#### Instructions for the task:
Exact reproduction of every record is required, and pictures are to be excluded.

#### Listed records:
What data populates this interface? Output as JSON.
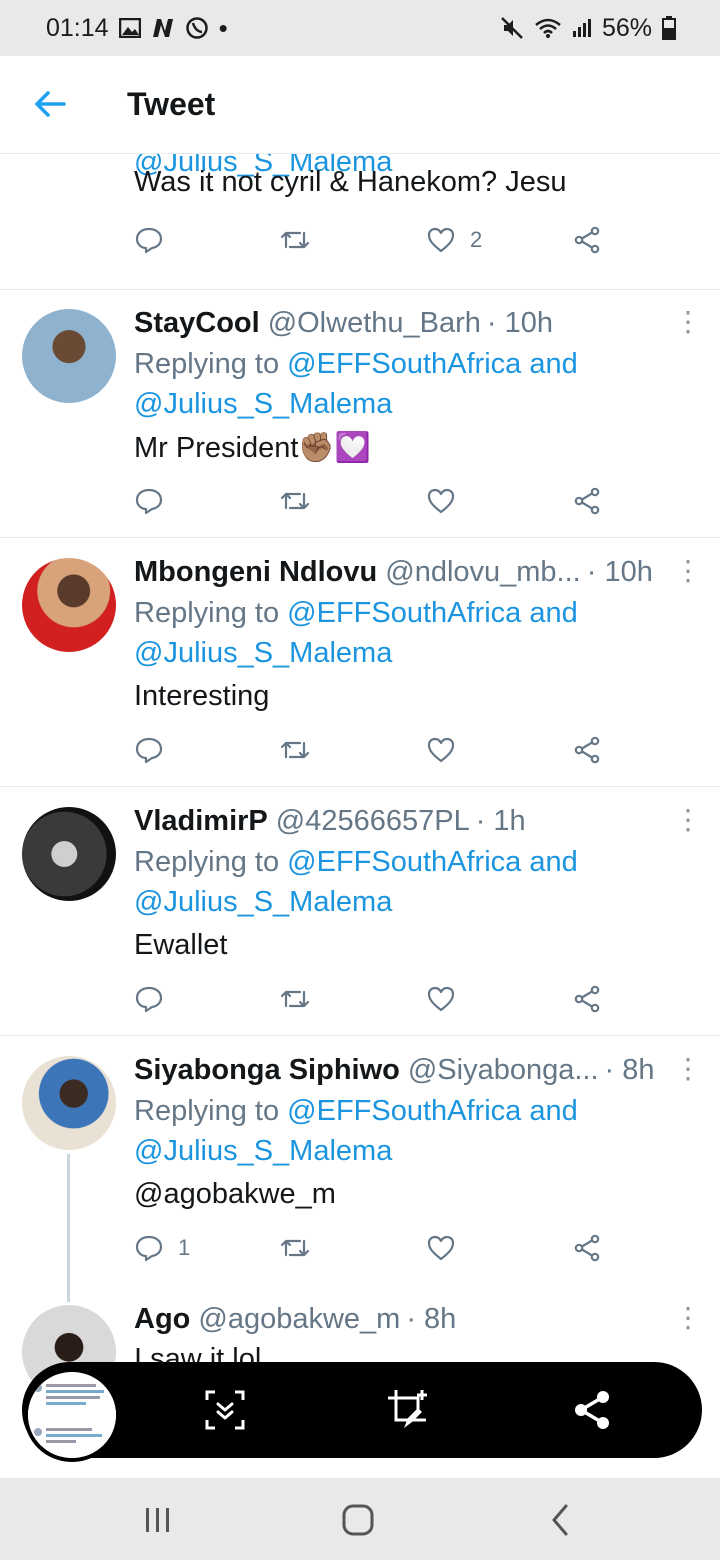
{
  "status_bar": {
    "time": "01:14",
    "left_icons": [
      "gallery-icon",
      "n-notification-icon",
      "whatsapp-icon"
    ],
    "battery": "56%"
  },
  "header": {
    "title": "Tweet"
  },
  "tweets": [
    {
      "reply_prefix": "",
      "reply_mention": "@Julius_S_Malema",
      "text": "Was it not cyril & Hanekom?  Jesu",
      "reply_count": "",
      "like_count": "2"
    },
    {
      "name": "StayCool",
      "handle": "@Olwethu_Barh",
      "time": "· 10h",
      "reply_prefix": "Replying to ",
      "reply_mention_1": "@EFFSouthAfrica",
      "reply_and": " and",
      "reply_mention_2": "@Julius_S_Malema",
      "text": "Mr President✊🏽💟"
    },
    {
      "name": "Mbongeni Ndlovu",
      "handle": "@ndlovu_mb...",
      "time": "· 10h",
      "reply_prefix": "Replying to ",
      "reply_mention_1": "@EFFSouthAfrica",
      "reply_and": " and",
      "reply_mention_2": "@Julius_S_Malema",
      "text": "Interesting"
    },
    {
      "name": "VladimirP",
      "handle": "@42566657PL",
      "time": "· 1h",
      "reply_prefix": "Replying to ",
      "reply_mention_1": "@EFFSouthAfrica",
      "reply_and": " and",
      "reply_mention_2": "@Julius_S_Malema",
      "text": "Ewallet"
    },
    {
      "name": "Siyabonga Siphiwo",
      "handle": "@Siyabonga...",
      "time": "· 8h",
      "reply_prefix": "Replying to ",
      "reply_mention_1": "@EFFSouthAfrica",
      "reply_and": " and",
      "reply_mention_2": "@Julius_S_Malema",
      "text": "@agobakwe_m",
      "reply_count": "1"
    },
    {
      "name": "Ago",
      "handle": "@agobakwe_m",
      "time": "· 8h",
      "text": "I saw it lol"
    }
  ],
  "screenshot_toolbar": {
    "buttons": [
      "scroll-capture-icon",
      "crop-edit-icon",
      "share-icon"
    ]
  },
  "nav_bar": {
    "buttons": [
      "recent-apps-icon",
      "home-icon",
      "back-nav-icon"
    ]
  },
  "colors": {
    "accent": "#1b95e0",
    "secondary_text": "#657786",
    "divider": "#e6ecf0",
    "back_arrow": "#1da1f2"
  }
}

#### Answer area:
What data populates this interface? Output as JSON.
{
  "status_bar": {
    "time": "01:14",
    "left_icons": [
      "gallery-icon",
      "n-notification-icon",
      "whatsapp-icon"
    ],
    "battery": "56%"
  },
  "header": {
    "title": "Tweet"
  },
  "tweets": [
    {
      "reply_prefix": "",
      "reply_mention": "@Julius_S_Malema",
      "text": "Was it not cyril & Hanekom?  Jesu",
      "reply_count": "",
      "like_count": "2"
    },
    {
      "name": "StayCool",
      "handle": "@Olwethu_Barh",
      "time": "· 10h",
      "reply_prefix": "Replying to ",
      "reply_mention_1": "@EFFSouthAfrica",
      "reply_and": " and",
      "reply_mention_2": "@Julius_S_Malema",
      "text": "Mr President✊🏽💟"
    },
    {
      "name": "Mbongeni Ndlovu",
      "handle": "@ndlovu_mb...",
      "time": "· 10h",
      "reply_prefix": "Replying to ",
      "reply_mention_1": "@EFFSouthAfrica",
      "reply_and": " and",
      "reply_mention_2": "@Julius_S_Malema",
      "text": "Interesting"
    },
    {
      "name": "VladimirP",
      "handle": "@42566657PL",
      "time": "· 1h",
      "reply_prefix": "Replying to ",
      "reply_mention_1": "@EFFSouthAfrica",
      "reply_and": " and",
      "reply_mention_2": "@Julius_S_Malema",
      "text": "Ewallet"
    },
    {
      "name": "Siyabonga Siphiwo",
      "handle": "@Siyabonga...",
      "time": "· 8h",
      "reply_prefix": "Replying to ",
      "reply_mention_1": "@EFFSouthAfrica",
      "reply_and": " and",
      "reply_mention_2": "@Julius_S_Malema",
      "text": "@agobakwe_m",
      "reply_count": "1"
    },
    {
      "name": "Ago",
      "handle": "@agobakwe_m",
      "time": "· 8h",
      "text": "I saw it lol"
    }
  ],
  "screenshot_toolbar": {
    "buttons": [
      "scroll-capture-icon",
      "crop-edit-icon",
      "share-icon"
    ]
  },
  "nav_bar": {
    "buttons": [
      "recent-apps-icon",
      "home-icon",
      "back-nav-icon"
    ]
  },
  "colors": {
    "accent": "#1b95e0",
    "secondary_text": "#657786",
    "divider": "#e6ecf0",
    "back_arrow": "#1da1f2"
  }
}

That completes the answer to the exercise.